Specifically on an assault weapons ban, 51 percent of respondents were against the measure, while 44 percent said they support it, the poll said. That remains largely unchanged from an October 2011 poll that had 43 percent for and 51 percent against a ban.
This comes as more Americans say they want stricter gun control in general.
Now, it must be pointed out that 51 percent isn’t a huge margin, but this is also in the aftermath of Sandy Hook when people are more likely to be reactionary about the issue. Expect the numbers to reach higher as people begin to calm down from the tragedy.
While the media has been focusing on polls that show increased support for gun control in the wake of the Sandy Hook shooting, the latest from Gallup shows that more Americans believe that a school official having a gun would be more effective at preventing these tragedies than banning so-called “assault weapons”:

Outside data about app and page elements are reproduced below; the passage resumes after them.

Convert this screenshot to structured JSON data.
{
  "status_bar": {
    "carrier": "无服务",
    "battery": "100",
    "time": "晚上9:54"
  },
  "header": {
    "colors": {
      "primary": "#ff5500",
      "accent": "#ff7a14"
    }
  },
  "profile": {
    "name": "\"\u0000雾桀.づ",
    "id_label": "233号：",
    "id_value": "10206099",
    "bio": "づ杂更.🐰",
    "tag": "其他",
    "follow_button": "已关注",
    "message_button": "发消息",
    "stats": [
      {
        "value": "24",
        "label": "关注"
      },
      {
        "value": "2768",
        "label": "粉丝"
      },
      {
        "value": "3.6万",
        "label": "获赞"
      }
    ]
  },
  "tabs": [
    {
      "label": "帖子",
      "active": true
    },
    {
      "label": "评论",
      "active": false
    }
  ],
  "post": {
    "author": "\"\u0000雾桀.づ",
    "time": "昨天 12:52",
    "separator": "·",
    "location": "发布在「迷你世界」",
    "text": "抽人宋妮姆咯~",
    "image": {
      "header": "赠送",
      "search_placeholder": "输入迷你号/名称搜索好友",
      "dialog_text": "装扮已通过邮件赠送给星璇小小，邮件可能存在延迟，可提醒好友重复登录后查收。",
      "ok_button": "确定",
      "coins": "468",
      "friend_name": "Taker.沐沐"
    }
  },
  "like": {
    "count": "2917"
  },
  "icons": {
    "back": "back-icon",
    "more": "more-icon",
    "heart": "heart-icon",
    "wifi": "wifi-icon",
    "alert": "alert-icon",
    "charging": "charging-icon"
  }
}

Americans are most likely to say that an increased police presence at schools, increased government spending on mental health screening and treatment, and decreased depiction of gun violence in entertainment venues would be effective in preventing mass shootings at schools. Americans rate the potential effectiveness of a ban on assault and semi-automatic guns as fourth on a list of six actions Gallup asked about.

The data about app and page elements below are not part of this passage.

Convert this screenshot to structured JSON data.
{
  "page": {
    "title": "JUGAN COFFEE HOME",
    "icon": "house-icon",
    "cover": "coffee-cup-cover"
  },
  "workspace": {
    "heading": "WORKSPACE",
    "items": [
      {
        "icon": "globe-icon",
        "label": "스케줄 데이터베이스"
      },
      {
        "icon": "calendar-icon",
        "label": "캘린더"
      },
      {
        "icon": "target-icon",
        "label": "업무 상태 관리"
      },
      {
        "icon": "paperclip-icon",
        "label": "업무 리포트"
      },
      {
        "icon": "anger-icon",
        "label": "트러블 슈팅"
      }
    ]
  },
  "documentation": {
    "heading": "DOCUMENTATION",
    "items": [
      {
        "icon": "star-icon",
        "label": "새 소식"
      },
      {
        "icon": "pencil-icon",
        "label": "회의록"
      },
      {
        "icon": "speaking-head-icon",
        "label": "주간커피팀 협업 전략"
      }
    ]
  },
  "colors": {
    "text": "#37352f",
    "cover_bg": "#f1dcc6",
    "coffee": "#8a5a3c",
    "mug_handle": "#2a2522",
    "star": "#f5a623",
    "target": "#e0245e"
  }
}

During a press conference yesterday at the White House, President Barack Obama announced the creation of a commission, headed by Vice President Joe Biden, that would address the “epidemic of gun violence.” President Obama said that the commission would “come up with a set of concrete proposals no later than January, which he “intend[s] to push without delay.”
Among the major talking points from President Barack Obama and Democrats that are often repeated in the media has been that the public agrees with his calls for higher taxes on the wealthy as part of any “fiscal cliff” deal.
In their story on a new poll conducted with George Washington University, Politico ran with the headline, “Battleground Poll: Hike taxes on rich.” The poll showed that “60 percent of respondents support raising taxes on households that earn more than $250,000 a year and 64 percent want to raise taxes on large corporations.” Again, not surprising. It fits the narrative that we’ve constantly heard, even though it’s a myth.
But buried deep inside the story — seven paragraphs down — was this gem:
According to the poll — taken from from Dec. 2 to Dec. 6 — 69 percent of respondents oppose raising taxes on small businesses that earn more than $250,000 — a group that the GOP is trying to protect with its push to extend the Bush tax cuts.
Republicans have argued thoughout the course of the “fiscal cliff” negoitiations that they want to protect small businesses — entities employing less than 500 people — in a “fiscal cliff” deal. They’re getting hammered by the White House and Democrats for not wanting to raise taxes, but here is their affirmation on the issue as nearly 70% of respondents agree with the GOP’s position. The headline should have been “Battleground Poll: Don’t raise taxes on small businesses” or something along similar lines.
There is no question that South Carolina Gov. Nikki Haley has an important decision to make in who will succeed and finish the remainder of Jim DeMint’s term. However, there is an aspect to the appointment that hasn’t gotten much, if any, attention.
In 2010, Haley rode the Tea Party wave all the way to Columbia. Early on in her campaign, Erick Erickson wrote that Haley “gets checks in all the major boxes: life, tax cutting, government cutting, honesty, and uncompromising on the need to reform.”
“She is not afraid, even as an elected official, to criticize her own party for losing its way. That’s the type of candidate the Republicans need,” he added.
Unfortunately, Haley’s record in office has been disappointing. In her first year, Haley proposed the largest spending increase in state history (including federal funds). In its biannual Fiscal Policy Report Card on America’s Governors, which grades state executives on spending and taxes, the Cato Institute noted that Haley oversaw an 11% spending increase in just two fiscal years.